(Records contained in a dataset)
=-=-=-=-=

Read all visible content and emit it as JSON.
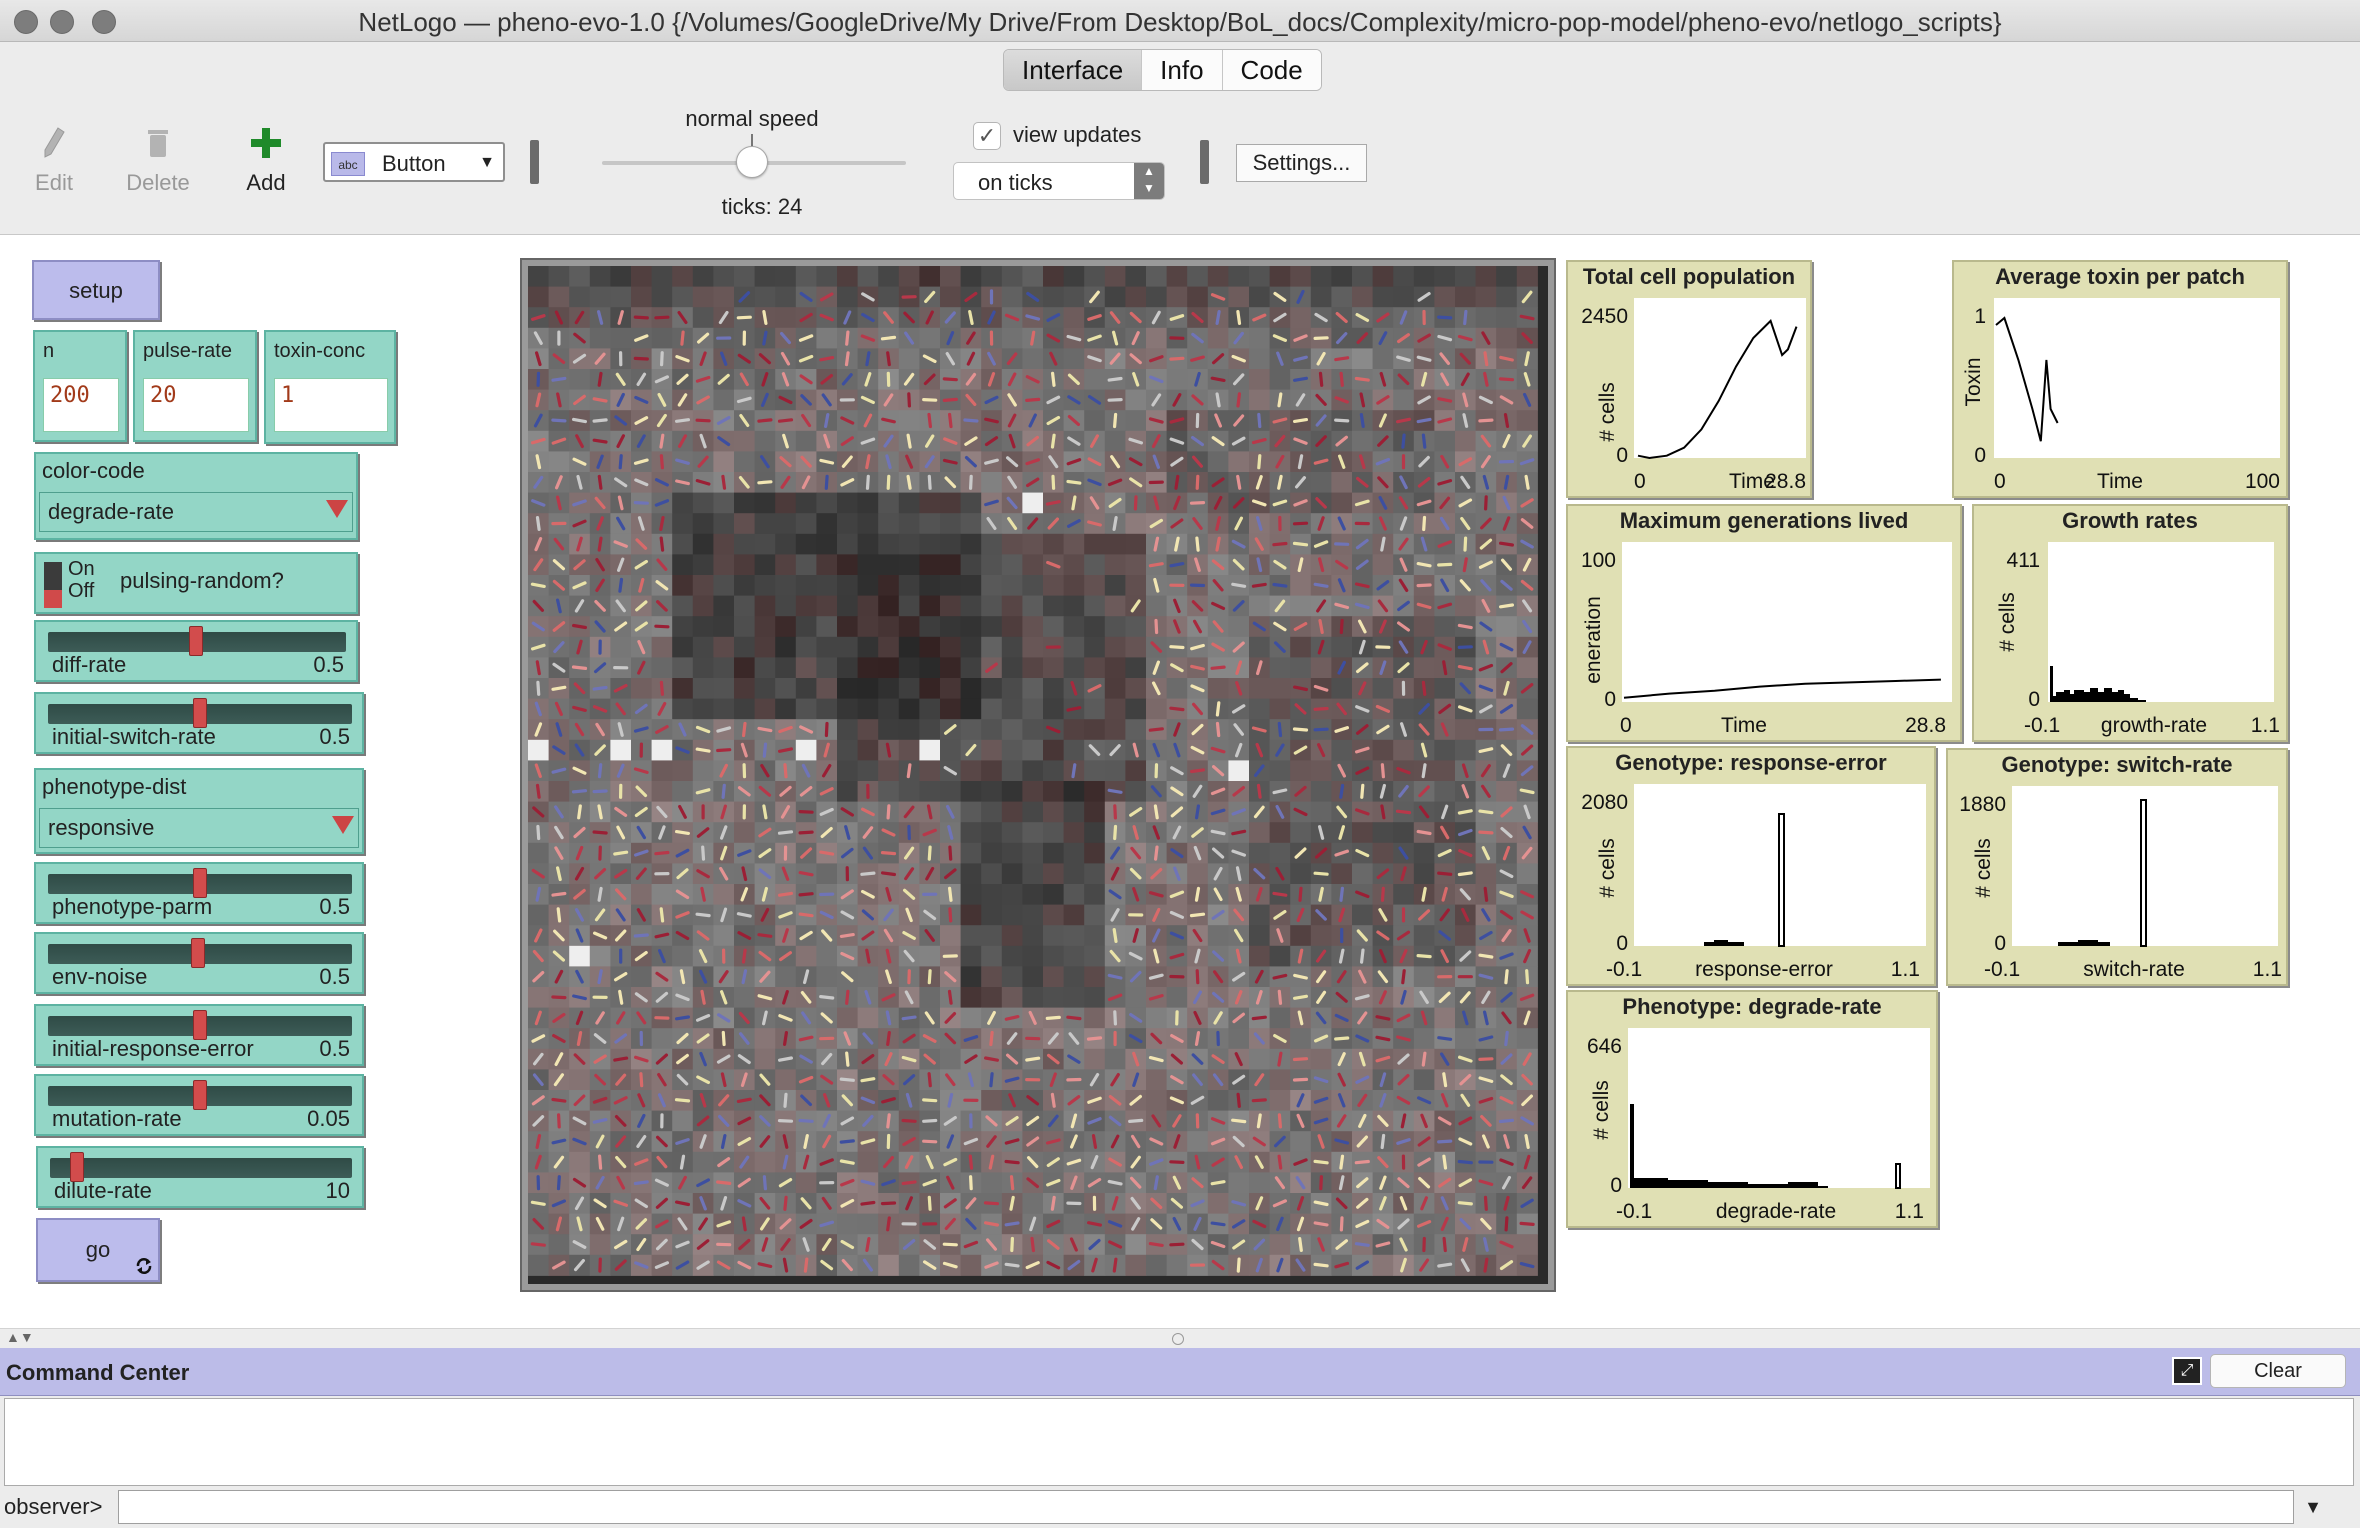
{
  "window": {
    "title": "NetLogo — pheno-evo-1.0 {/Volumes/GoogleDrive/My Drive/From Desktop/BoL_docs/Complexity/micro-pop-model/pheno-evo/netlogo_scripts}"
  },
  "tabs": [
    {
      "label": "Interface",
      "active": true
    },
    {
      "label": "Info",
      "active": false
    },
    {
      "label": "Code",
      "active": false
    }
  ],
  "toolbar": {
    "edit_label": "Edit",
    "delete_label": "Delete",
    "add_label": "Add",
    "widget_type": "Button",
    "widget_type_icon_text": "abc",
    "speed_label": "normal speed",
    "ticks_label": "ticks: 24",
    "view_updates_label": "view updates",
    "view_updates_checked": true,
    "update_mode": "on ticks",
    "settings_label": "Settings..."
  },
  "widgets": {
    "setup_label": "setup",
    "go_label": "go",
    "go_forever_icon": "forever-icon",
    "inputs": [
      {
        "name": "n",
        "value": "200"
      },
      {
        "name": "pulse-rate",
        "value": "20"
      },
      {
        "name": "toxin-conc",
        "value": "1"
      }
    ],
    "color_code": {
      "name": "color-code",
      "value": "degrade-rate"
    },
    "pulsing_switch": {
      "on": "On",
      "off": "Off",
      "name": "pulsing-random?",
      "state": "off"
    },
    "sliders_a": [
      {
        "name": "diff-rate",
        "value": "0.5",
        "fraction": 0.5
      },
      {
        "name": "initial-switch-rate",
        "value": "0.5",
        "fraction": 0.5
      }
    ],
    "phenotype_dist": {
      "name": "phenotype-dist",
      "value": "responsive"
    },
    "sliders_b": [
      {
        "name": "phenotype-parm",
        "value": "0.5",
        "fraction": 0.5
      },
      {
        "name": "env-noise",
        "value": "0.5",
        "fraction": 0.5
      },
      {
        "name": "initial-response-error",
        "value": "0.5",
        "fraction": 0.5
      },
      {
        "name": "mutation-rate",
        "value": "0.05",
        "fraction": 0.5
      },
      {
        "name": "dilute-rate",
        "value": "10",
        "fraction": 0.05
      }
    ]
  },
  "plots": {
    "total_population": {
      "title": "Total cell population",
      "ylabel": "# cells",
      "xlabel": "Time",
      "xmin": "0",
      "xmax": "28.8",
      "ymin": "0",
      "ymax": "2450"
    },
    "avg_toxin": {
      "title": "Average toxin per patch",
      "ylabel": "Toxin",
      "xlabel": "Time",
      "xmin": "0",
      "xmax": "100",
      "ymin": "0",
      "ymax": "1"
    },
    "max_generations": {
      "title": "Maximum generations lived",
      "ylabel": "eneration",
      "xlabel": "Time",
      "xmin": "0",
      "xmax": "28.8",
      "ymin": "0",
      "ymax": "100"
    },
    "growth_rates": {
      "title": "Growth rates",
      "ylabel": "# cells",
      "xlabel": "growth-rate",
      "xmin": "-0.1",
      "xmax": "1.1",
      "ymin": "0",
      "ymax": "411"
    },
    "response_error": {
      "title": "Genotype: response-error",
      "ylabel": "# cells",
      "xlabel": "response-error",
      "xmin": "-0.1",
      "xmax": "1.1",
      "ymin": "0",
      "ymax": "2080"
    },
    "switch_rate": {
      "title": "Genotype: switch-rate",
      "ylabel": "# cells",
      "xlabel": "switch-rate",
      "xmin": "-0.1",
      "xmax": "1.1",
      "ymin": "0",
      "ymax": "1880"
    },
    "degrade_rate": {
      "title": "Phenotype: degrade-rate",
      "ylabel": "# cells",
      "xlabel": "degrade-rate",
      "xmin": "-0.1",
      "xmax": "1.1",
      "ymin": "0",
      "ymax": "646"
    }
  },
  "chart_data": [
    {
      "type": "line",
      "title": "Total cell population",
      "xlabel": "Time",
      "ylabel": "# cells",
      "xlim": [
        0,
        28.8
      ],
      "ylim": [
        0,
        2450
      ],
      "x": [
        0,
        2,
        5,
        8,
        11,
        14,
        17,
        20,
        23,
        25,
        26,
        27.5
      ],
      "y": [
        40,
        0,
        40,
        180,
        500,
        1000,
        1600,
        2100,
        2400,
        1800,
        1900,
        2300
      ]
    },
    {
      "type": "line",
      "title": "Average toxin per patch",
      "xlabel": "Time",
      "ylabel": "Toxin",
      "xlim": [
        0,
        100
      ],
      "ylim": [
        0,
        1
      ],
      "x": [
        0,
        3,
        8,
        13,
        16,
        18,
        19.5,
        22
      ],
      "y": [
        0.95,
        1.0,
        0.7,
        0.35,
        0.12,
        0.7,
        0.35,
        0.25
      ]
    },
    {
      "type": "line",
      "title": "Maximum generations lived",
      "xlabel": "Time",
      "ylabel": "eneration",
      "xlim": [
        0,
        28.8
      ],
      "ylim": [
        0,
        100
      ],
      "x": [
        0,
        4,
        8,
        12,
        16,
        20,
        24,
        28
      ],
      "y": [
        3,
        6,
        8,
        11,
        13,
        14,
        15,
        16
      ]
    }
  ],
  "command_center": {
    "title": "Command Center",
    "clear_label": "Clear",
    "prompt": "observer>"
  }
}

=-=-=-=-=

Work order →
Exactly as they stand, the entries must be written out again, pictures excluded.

Task result →
Read all visible content and emit it as JSON.
{
  "window": {
    "title": "NetLogo — pheno-evo-1.0 {/Volumes/GoogleDrive/My Drive/From Desktop/BoL_docs/Complexity/micro-pop-model/pheno-evo/netlogo_scripts}"
  },
  "tabs": [
    {
      "label": "Interface",
      "active": true
    },
    {
      "label": "Info",
      "active": false
    },
    {
      "label": "Code",
      "active": false
    }
  ],
  "toolbar": {
    "edit_label": "Edit",
    "delete_label": "Delete",
    "add_label": "Add",
    "widget_type": "Button",
    "widget_type_icon_text": "abc",
    "speed_label": "normal speed",
    "ticks_label": "ticks: 24",
    "view_updates_label": "view updates",
    "view_updates_checked": true,
    "update_mode": "on ticks",
    "settings_label": "Settings..."
  },
  "widgets": {
    "setup_label": "setup",
    "go_label": "go",
    "go_forever_icon": "forever-icon",
    "inputs": [
      {
        "name": "n",
        "value": "200"
      },
      {
        "name": "pulse-rate",
        "value": "20"
      },
      {
        "name": "toxin-conc",
        "value": "1"
      }
    ],
    "color_code": {
      "name": "color-code",
      "value": "degrade-rate"
    },
    "pulsing_switch": {
      "on": "On",
      "off": "Off",
      "name": "pulsing-random?",
      "state": "off"
    },
    "sliders_a": [
      {
        "name": "diff-rate",
        "value": "0.5",
        "fraction": 0.5
      },
      {
        "name": "initial-switch-rate",
        "value": "0.5",
        "fraction": 0.5
      }
    ],
    "phenotype_dist": {
      "name": "phenotype-dist",
      "value": "responsive"
    },
    "sliders_b": [
      {
        "name": "phenotype-parm",
        "value": "0.5",
        "fraction": 0.5
      },
      {
        "name": "env-noise",
        "value": "0.5",
        "fraction": 0.5
      },
      {
        "name": "initial-response-error",
        "value": "0.5",
        "fraction": 0.5
      },
      {
        "name": "mutation-rate",
        "value": "0.05",
        "fraction": 0.5
      },
      {
        "name": "dilute-rate",
        "value": "10",
        "fraction": 0.05
      }
    ]
  },
  "plots": {
    "total_population": {
      "title": "Total cell population",
      "ylabel": "# cells",
      "xlabel": "Time",
      "xmin": "0",
      "xmax": "28.8",
      "ymin": "0",
      "ymax": "2450"
    },
    "avg_toxin": {
      "title": "Average toxin per patch",
      "ylabel": "Toxin",
      "xlabel": "Time",
      "xmin": "0",
      "xmax": "100",
      "ymin": "0",
      "ymax": "1"
    },
    "max_generations": {
      "title": "Maximum generations lived",
      "ylabel": "eneration",
      "xlabel": "Time",
      "xmin": "0",
      "xmax": "28.8",
      "ymin": "0",
      "ymax": "100"
    },
    "growth_rates": {
      "title": "Growth rates",
      "ylabel": "# cells",
      "xlabel": "growth-rate",
      "xmin": "-0.1",
      "xmax": "1.1",
      "ymin": "0",
      "ymax": "411"
    },
    "response_error": {
      "title": "Genotype: response-error",
      "ylabel": "# cells",
      "xlabel": "response-error",
      "xmin": "-0.1",
      "xmax": "1.1",
      "ymin": "0",
      "ymax": "2080"
    },
    "switch_rate": {
      "title": "Genotype: switch-rate",
      "ylabel": "# cells",
      "xlabel": "switch-rate",
      "xmin": "-0.1",
      "xmax": "1.1",
      "ymin": "0",
      "ymax": "1880"
    },
    "degrade_rate": {
      "title": "Phenotype: degrade-rate",
      "ylabel": "# cells",
      "xlabel": "degrade-rate",
      "xmin": "-0.1",
      "xmax": "1.1",
      "ymin": "0",
      "ymax": "646"
    }
  },
  "chart_data": [
    {
      "type": "line",
      "title": "Total cell population",
      "xlabel": "Time",
      "ylabel": "# cells",
      "xlim": [
        0,
        28.8
      ],
      "ylim": [
        0,
        2450
      ],
      "x": [
        0,
        2,
        5,
        8,
        11,
        14,
        17,
        20,
        23,
        25,
        26,
        27.5
      ],
      "y": [
        40,
        0,
        40,
        180,
        500,
        1000,
        1600,
        2100,
        2400,
        1800,
        1900,
        2300
      ]
    },
    {
      "type": "line",
      "title": "Average toxin per patch",
      "xlabel": "Time",
      "ylabel": "Toxin",
      "xlim": [
        0,
        100
      ],
      "ylim": [
        0,
        1
      ],
      "x": [
        0,
        3,
        8,
        13,
        16,
        18,
        19.5,
        22
      ],
      "y": [
        0.95,
        1.0,
        0.7,
        0.35,
        0.12,
        0.7,
        0.35,
        0.25
      ]
    },
    {
      "type": "line",
      "title": "Maximum generations lived",
      "xlabel": "Time",
      "ylabel": "eneration",
      "xlim": [
        0,
        28.8
      ],
      "ylim": [
        0,
        100
      ],
      "x": [
        0,
        4,
        8,
        12,
        16,
        20,
        24,
        28
      ],
      "y": [
        3,
        6,
        8,
        11,
        13,
        14,
        15,
        16
      ]
    }
  ],
  "command_center": {
    "title": "Command Center",
    "clear_label": "Clear",
    "prompt": "observer>"
  }
}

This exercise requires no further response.